*** Opening INFORMATION SUPPLIED ***

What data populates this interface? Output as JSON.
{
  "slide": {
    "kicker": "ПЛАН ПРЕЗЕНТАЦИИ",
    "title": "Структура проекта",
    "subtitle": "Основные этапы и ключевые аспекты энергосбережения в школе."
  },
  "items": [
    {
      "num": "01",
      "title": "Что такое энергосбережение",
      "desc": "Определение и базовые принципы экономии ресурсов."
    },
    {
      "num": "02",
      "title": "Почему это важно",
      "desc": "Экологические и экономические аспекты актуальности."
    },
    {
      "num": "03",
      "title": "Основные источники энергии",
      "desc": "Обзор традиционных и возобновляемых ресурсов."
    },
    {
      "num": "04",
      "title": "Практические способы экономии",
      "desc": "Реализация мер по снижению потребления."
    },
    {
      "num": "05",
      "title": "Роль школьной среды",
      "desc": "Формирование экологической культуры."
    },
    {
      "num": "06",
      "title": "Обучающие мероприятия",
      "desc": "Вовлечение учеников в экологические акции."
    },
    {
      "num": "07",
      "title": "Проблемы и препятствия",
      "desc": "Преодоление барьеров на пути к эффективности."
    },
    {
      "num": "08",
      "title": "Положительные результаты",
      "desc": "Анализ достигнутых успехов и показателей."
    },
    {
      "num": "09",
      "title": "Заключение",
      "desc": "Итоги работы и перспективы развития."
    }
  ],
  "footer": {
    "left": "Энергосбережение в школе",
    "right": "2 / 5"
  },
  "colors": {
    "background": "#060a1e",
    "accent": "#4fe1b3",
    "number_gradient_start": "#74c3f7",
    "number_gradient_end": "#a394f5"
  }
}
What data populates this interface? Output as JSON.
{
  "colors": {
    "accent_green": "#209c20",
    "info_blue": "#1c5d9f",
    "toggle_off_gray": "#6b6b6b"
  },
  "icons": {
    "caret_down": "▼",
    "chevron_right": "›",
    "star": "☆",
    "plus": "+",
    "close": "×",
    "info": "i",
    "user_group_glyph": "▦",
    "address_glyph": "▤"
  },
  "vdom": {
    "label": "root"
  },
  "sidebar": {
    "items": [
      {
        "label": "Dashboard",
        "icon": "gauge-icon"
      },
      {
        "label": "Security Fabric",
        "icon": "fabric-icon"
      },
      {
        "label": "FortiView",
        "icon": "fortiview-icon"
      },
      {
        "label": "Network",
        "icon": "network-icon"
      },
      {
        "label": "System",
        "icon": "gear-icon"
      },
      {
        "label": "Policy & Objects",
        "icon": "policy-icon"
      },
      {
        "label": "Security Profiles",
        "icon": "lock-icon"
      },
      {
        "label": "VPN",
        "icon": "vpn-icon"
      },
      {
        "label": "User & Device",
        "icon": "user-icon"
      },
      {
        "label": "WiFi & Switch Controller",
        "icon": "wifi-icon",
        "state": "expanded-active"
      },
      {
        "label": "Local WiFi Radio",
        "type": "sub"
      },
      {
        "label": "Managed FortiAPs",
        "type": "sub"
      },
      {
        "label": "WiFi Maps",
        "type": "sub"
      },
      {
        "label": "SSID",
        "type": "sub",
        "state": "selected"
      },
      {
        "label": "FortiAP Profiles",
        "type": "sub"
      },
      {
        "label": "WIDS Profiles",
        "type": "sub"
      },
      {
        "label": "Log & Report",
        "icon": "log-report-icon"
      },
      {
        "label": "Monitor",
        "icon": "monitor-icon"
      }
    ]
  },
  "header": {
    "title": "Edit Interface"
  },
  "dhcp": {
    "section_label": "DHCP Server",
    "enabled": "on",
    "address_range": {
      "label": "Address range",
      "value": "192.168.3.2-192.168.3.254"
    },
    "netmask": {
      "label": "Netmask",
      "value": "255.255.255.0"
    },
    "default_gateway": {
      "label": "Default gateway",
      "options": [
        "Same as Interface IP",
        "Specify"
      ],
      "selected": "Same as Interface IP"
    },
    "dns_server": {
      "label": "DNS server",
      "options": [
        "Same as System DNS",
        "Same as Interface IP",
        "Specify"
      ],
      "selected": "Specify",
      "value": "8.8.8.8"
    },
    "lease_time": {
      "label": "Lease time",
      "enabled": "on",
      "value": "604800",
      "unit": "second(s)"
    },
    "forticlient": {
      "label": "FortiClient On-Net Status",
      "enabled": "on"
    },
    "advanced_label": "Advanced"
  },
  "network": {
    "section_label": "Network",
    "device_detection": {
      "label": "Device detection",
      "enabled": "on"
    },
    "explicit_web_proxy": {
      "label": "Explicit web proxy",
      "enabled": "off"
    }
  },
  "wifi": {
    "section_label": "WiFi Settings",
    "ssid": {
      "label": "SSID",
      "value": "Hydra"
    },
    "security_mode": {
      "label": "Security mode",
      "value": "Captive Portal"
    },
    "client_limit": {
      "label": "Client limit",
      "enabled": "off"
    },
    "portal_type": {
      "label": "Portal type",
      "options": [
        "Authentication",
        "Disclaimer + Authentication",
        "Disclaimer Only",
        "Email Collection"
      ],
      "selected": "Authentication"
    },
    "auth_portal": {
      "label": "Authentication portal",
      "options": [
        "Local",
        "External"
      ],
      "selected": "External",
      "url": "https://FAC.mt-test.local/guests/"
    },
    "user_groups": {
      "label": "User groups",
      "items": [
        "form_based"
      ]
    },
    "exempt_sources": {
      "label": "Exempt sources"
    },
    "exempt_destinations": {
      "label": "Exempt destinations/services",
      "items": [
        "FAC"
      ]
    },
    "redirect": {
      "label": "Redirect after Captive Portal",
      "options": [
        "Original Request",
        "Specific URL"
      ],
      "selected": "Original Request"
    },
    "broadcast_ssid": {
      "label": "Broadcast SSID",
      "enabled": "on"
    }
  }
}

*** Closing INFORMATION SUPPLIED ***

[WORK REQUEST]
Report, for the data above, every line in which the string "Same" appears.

[TASK SOLUTION]
        "Same as Interface IP",
      "selected": "Same as Interface IP"
        "Same as System DNS",
        "Same as Interface IP",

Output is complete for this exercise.